When former Washington Post restaurant critic and Very Accomplished Woman Phyllis Richman applied to Harvard University’s City Planning graduate program in 1961, she received a letter from an assistant professor asking how she could possibly balance a career with her "responsibilities" as a wife and future mother. She was so discouraged by it that she never responded — or completed the app — until recently, when she found the letter.
The entire letter detailing how the professor's patronizing query changed her life is worth a read, but here are some excerpts:
In 1961 your letter left me down but not out. While women of my era had significant careers, many of them had to break through barriers to do so. Before your letter, it hadn’t occurred to me that marriage could hinder my acceptance at Harvard or my career. I was so discouraged by it that I don’t think I ever completed the application, yet I was too intimidated to contradict you when we met face to face.
I think being admitted to Harvard would have propelled my career path to the level of my husband’s. While I ended up with a rewarding and varied professional life, your letter shows just how much Harvard — not to mention my husband, our families and even myself — didn’t give my career the respect it deserved when I was just starting out.
As you predicted, a “possible future family” became a reality five years after my husband Alvin and I married. When my first child was born, I took a break from employment and raised him — just as your first wife was doing full time when we spoke in 1961. You may not remember, but she was the example you used to explain how wives’ education tends to be wasted. The problem, I suspect, was the narrowness of your time frame. Google tells me that your wife earned two master’s degrees and a doctorate, and built an impressive resume in research, conference planning and social action. Do you still think of her graduate studies as a waste of time?

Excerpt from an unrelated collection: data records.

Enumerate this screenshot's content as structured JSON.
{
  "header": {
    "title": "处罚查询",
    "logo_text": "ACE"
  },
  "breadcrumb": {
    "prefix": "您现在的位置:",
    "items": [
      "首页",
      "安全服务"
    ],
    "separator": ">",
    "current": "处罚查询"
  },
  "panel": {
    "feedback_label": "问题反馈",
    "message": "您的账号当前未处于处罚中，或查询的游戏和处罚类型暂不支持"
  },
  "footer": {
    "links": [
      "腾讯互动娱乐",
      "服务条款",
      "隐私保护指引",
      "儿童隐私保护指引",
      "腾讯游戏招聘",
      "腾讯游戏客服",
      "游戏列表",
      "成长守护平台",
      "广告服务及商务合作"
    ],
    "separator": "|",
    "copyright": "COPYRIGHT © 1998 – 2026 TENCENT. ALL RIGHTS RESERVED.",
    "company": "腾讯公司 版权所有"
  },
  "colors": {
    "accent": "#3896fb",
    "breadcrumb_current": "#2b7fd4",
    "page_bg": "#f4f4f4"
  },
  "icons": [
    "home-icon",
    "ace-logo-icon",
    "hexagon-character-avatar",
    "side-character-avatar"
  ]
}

Ok, seriously, just go read the whole letter and then come back — it's brilliant.
Dr. William Doebele, the professor who was so concerned about Richman's multitasking skills way back when, wrote her a rather ungracious letter back. In part:
You were about to make a considerable investment of time and money. I thought it fair that you be aware of employment conditions as I then perceived them.
This is not a letter that I would write today. While far from perfect, conditions for women working in the profession of city planning are, I believe, far more accommodating than in 1961.
Ew. "I'm sorry" would've been nice to hear from someone who helped contribute to said "conditions."